The first reading follows the theme of the gospel. The first reading is on the call of Ezekiel to be a prophet to speak the word of God to a rebellious people. Again, Ezekiel had to speak the word of God even in the face of opposition because it is the word of God, and again, the word of God will prevail! Thus we read in the first reading:

   “The Lord said, ‘Son of man, I am sending you to the Israelites, to the rebels who have turned against me. Till now they and their ancestors have been in revolt against me. The sons are defiant and obstinate; I am sending you to them, to say, “The Lord says this.” Whether they listen or not, this set of rebels shall know there is a prophet among them.’” (Ezk 2: 3-5)          

In order to be the prophets of God we have to rely on God, we have to depend on God, and we have to put our confidence in God. The responsorial psalm is a psalm of reliance on God. The responsorial psalm has three stanzas. The first and second stanzas are expressions of confidence in God. The third stanza asks God to save us from our persecutors. (CSB/HCSB)

Thus the response of the responsorial psalm which is taken from the second stanza: “Our eyes are on the Lord till he show us his mercy.” (Ps 122 (123): 2) And thus the third stanza of the responsorial psalm: “Have mercy on us, Lord, have mercy. We are filled with contempt. Indeed all too full is our soul with the scorn of the rich, with the proud man’s disdain.” (Ps 122 (123): 3-4) 
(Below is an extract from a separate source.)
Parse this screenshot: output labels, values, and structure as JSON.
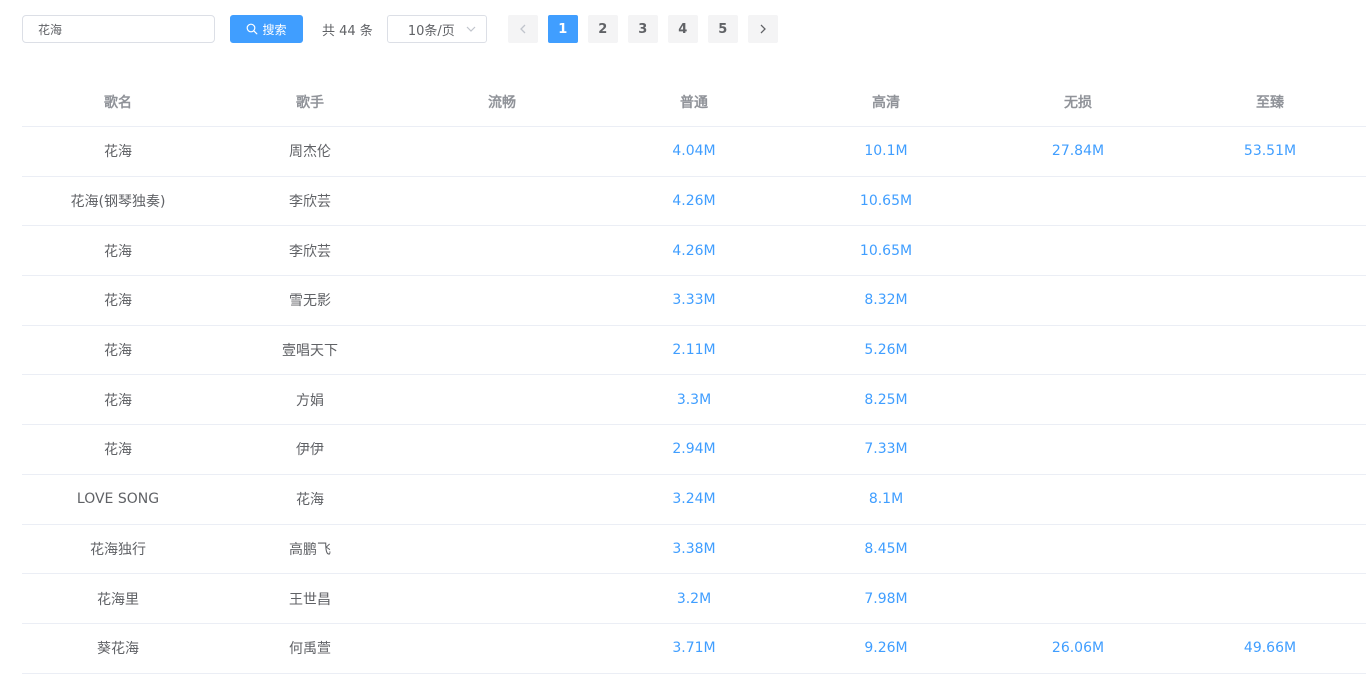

Incidentally, the second reading tells us that in the face of opposition and persecution St. Paul relied on God. The second reading tells us that St. Paul had a thorn in his flesh. This could mean a sickness (physical or mental), a temptation, or an opponent and persecutor. Probably it meant his opponents and persecutors. Thus the second reading tells us that in the face of opposition and persecution St. Paul relied on God. Thus we read in the second reading:

“So I shall be very happy to make my weaknesses my special boast so that the power of Christ may stay over me, and that is why I am quite content with my weaknesses, and with insults, hardships, persecutions, and the agonies I go through for Christ’s sake. For it is when I am weak that I am strong.” (2 Co 12: 9b-10)        

Today in the Eucharist, we celebrate the death and resurrection of Jesus Christ, and we eat his body and drink his blood, and the risen Lord will give us the Holy Spirit. The Holy Spirit will help us to be the prophets of God to speak the word of God! Amen!